As the crisis in Iraq worsens nearly daily, a quiet calm seems to have come over US politics. Republicans want to blame Obama for this, but know that they can’t. More to the point, there doesn’t seem to be anything proactive we can do, at least not anything different from what we tried twice before. There is simply far too much blame to go around for it to land squarely on anyone here in the US.
What is different this time? Apart from the horrible loss of life a decade ago, apparently for little gain, there is a big change in the US. Our energy independence makes any arguments based on “strategic resources” much thinner than the blood of American soldiers. Between this crisis and Ukraine it has become clear that we have limits and have to learn to be OK with that.
But there is more to it. It should be obvious by now that US foreign policy can no longer be about control but stability. And that, by itself, should be a pivotal change.
After WWI it should have been obvious to everyone in the world that the US was the largest power on the planet. It wasn’t. Not only did European empires scoff at our grand plans to democratize the world, the US itself wasn’t remotely interested in being tied to world politics. We simply weren’t set up for a large standing army and an international presence.
After WWII, the lesson was learned. More to the point, there was an effective bogeyman in Communism that did need to be confronted. The Eisenhower Doctrine was essentially “The Soviet Union must be contained,” and that had a reach everywhere in the world. We were engaged to fight a monolithic enemy that might strike next anywhere. The issue was control – either we had a nation on our side or we didn’t. We could easily look the other way at brutal dictators like the Shah or Pinochet as long as they were on “our side.”

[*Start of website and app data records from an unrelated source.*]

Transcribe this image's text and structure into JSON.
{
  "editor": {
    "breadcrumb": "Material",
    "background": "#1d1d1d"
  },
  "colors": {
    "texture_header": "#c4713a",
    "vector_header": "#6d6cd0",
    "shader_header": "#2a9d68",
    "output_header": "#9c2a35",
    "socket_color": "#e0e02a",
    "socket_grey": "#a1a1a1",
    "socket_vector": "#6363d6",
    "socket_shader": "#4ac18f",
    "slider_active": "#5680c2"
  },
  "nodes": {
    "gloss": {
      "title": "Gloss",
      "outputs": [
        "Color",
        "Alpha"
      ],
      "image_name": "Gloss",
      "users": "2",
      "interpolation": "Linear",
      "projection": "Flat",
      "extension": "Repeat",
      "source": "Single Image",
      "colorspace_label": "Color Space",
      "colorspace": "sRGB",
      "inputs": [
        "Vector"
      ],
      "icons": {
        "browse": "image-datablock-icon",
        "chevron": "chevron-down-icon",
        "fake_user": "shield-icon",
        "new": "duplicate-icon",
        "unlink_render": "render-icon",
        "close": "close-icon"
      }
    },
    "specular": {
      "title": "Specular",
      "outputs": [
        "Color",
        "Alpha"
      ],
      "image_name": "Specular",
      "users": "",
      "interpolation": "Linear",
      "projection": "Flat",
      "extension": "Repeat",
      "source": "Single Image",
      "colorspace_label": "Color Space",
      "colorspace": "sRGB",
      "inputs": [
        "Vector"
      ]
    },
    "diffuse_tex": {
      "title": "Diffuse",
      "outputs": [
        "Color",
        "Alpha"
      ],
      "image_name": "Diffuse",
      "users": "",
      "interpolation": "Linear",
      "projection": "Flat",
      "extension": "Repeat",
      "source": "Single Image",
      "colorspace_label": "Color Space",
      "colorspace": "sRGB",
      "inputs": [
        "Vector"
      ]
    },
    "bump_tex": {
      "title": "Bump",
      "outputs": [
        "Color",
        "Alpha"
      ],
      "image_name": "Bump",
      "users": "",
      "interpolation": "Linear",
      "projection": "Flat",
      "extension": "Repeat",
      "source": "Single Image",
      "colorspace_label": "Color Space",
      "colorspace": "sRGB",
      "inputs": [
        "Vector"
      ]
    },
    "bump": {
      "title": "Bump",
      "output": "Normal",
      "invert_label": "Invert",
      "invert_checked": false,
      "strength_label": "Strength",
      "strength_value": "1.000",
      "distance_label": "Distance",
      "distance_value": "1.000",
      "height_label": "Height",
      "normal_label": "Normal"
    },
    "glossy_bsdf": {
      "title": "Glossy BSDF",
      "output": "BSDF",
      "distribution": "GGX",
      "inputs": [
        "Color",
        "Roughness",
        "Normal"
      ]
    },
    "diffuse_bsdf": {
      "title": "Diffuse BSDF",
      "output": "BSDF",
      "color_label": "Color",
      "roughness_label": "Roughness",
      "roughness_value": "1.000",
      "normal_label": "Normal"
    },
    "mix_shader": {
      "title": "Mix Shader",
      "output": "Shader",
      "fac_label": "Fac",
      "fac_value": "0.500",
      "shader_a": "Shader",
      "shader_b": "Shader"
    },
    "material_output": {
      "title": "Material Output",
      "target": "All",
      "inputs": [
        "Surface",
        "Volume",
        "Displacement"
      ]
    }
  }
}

The fall of the Berlin Wall should have ended that policy, but our military spending has only increased since then – from about $550B per year (in today’s money) in 1988 to over $700B today. The world only became more dangerous and much of that danger threatened our most important import – oil.
It’s always been about oil, which since the end of the Cold War has been by far our biggest import. There is no other reason to explain our constant commitment to control around the world.
But that has changed. We don’t need to control oil fields around the world because two thirds of our oil comes from North America. Energy independence has freed us from the horrific expense in blood and money that marked the last two decades of nearly constant conflict. We no longer need to control the world.
What we need is stability.
As powerful as our military is, our great strength remains the US Dollar, the greenback that is the standard unit of exchange for 85% of all trade around the world. Our economy is more important than anything else, and it depends on reliable supplies of good and markets to sell our products. Disturbances are what cost us money, not lack of control. We pay for things rather than demand them at gunpoint.
The problem with stability is that it’s possible to look at it two ways. In the short term, there is still room to see dictatorships like al Sisi in Egypt as friendly or useful because he appears to keep order. Over the long haul, however, that only makes the eventual revolution in Egypt that will finally overthrown the military order much nastier and destructive. Over the long haul, stability must be sustainable – and that means democracy, equity, and a sense of unity.
What should we do to promote that kind of stability around the world? The first thing is to stop supporting military structures like the one in Egypt. The second is to admit our mistakes and honestly make an effort to start over, which is probably what s happening in the negotiations with Iran. We also need a strong commitment to genuine democracy, which has already shown its value in South America.
In short, our goals are now the same as those shared by freedom lovers around the world. The Great Convergence between the developed world and the developing is a good thing for us, and we need to embrace it happily.
It is time for us to put down the weapons and fight for peace. It’s actually very much in our best interests, too.